I’m going to revise/edit this “new” poem so that it makes syntactical sense, and in the process cut away anything that’s flabby, redundant, imprecise, vague, off, or just stale (imho). I’m also going to rethink line and stanza breaks. My goal is to “resee” the raw material.
In other words, I’m going to rewrite the ever living shit out of it.
(20 minutes pass)
Waiting for It
Let’s dive into each other with sweaty abandon, throw off heavy clothes, run across hot sidewalks and arrive at the naked summer poem, its commas and dashes in drifting cottonwood puffs across the river trail, its periods in dandelions and ellipses in tiger lilies, its leafy explosions exclaiming. I’m waiting for it, waiting with mocking snow over frozen mud flavored by yesterdays, and crisp wind and layers of chilled skin, waiting for the poem to come with a hiss of cicadas to stretch the air silky hot over azalea and rhododendron, dogwood, magnolia, snap- dragon and peony, pansies and petunias, waiting its delayed arrival, the promise of it already bird-shouted from bare maple trees, and traced across my slow windows by pelicans diving two by two in circles from wispy clouds to incisive blue -- exclamation points behind naked branches! April 22, 2021
My revision process took about 20 minutes (that seemed like far fewer) and involved at least three passes through the poem.
The project of going backwards to retype the poem really slowed me down. I was able to see that it was about — at least right now, today, this morning — capturing that feeling of frustration and anxiety and hope I get when I’m waiting for spring to arrive in Green Bay, waiting for that definitive turn toward summer. It was about that feeling of suspension (limbo) and “oh wait, no, I take it back” kind of bullshit cold weather we get all through April and sometimes May that drives me crazy but also pokes me with hope.
While I was revising, I hooked on a couple of motifs. Punctuation, flowers and trees, and the idea of looking from the inside (house) out. Also, the idea of summer being naked and winter being covered up. When I started with the naked summer instead of the layered winter, I moved from ecstatic to bound. And I decided that if summer is about joy and running naked, it’s about exclamation points and dashes, and winter’s punctuation is a bunch of periods and parenthesis and comma after comma after comma. (Forget the semi-colon.)

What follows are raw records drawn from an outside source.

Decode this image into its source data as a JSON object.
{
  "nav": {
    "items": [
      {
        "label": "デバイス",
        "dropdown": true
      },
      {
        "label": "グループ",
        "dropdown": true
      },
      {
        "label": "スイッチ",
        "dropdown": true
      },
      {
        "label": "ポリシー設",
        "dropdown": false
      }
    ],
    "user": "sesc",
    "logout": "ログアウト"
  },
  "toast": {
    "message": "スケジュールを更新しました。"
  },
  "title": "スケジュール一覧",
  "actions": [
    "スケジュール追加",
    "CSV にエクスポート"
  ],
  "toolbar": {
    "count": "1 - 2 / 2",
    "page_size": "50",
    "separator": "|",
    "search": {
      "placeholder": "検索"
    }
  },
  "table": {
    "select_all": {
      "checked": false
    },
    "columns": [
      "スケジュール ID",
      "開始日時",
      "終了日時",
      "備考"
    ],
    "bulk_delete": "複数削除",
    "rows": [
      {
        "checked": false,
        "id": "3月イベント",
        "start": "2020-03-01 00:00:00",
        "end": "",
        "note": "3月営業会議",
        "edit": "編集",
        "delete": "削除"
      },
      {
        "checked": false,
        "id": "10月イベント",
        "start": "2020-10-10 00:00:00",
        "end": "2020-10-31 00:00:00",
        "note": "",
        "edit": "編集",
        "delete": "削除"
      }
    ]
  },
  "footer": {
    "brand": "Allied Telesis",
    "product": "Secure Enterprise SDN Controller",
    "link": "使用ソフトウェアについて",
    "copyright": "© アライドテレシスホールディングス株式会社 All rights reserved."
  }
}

Also, I thought that enjambment worked for the feeling of dislocation I was going for, and shorter lines.
Finally, I wanted to celebrate all of the specific flowers and vegetation that I love so much, god, I heart the fuck out of them, because they’re the signs of warm weather, clear sun, naked skin, and (to be honest) utterly useless beauty (we can’t eat them).
The process of revision, and of writing this reflection, has left me feeling refreshed and hopeful. It’s reminded me that the act of writing poetry is a worthy end in and of itself. Publication, the madding crowd’s acclimation, love from hordes of strangers — who needs all that? When you have poems to be writing, word by word, line by line, stanza by stanza, silky petal by silky petal.

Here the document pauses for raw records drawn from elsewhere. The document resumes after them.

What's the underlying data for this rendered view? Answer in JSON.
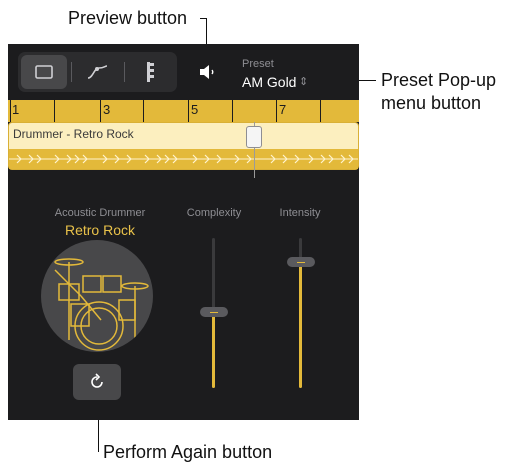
{
  "callouts": {
    "preview": "Preview button",
    "preset_line1": "Preset Pop-up",
    "preset_line2": "menu button",
    "perform": "Perform Again button"
  },
  "toolbar": {
    "tabs": [
      {
        "icon": "rectangle-icon",
        "selected": true
      },
      {
        "icon": "curve-icon",
        "selected": false
      },
      {
        "icon": "drummer-notation-icon",
        "selected": false
      }
    ],
    "preview_icon": "speaker-icon"
  },
  "preset": {
    "label": "Preset",
    "value": "AM Gold",
    "chevron": "chevron-updown-icon"
  },
  "ruler": {
    "numbers": [
      "1",
      "3",
      "5",
      "7"
    ]
  },
  "region": {
    "name": "Drummer - Retro Rock"
  },
  "drummer": {
    "type": "Acoustic Drummer",
    "name": "Retro Rock"
  },
  "sliders": {
    "complexity": {
      "label": "Complexity",
      "level": 0.45
    },
    "intensity": {
      "label": "Intensity",
      "level": 0.86
    }
  },
  "perform_again": {
    "icon": "refresh-icon"
  },
  "colors": {
    "accent": "#e3b93a",
    "panel": "#1c1c1e",
    "region": "#fcefbf"
  }
}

Oh, and here’s something: this is the first time in … maybe forever? … that I’ve used an exclamation point in a poem!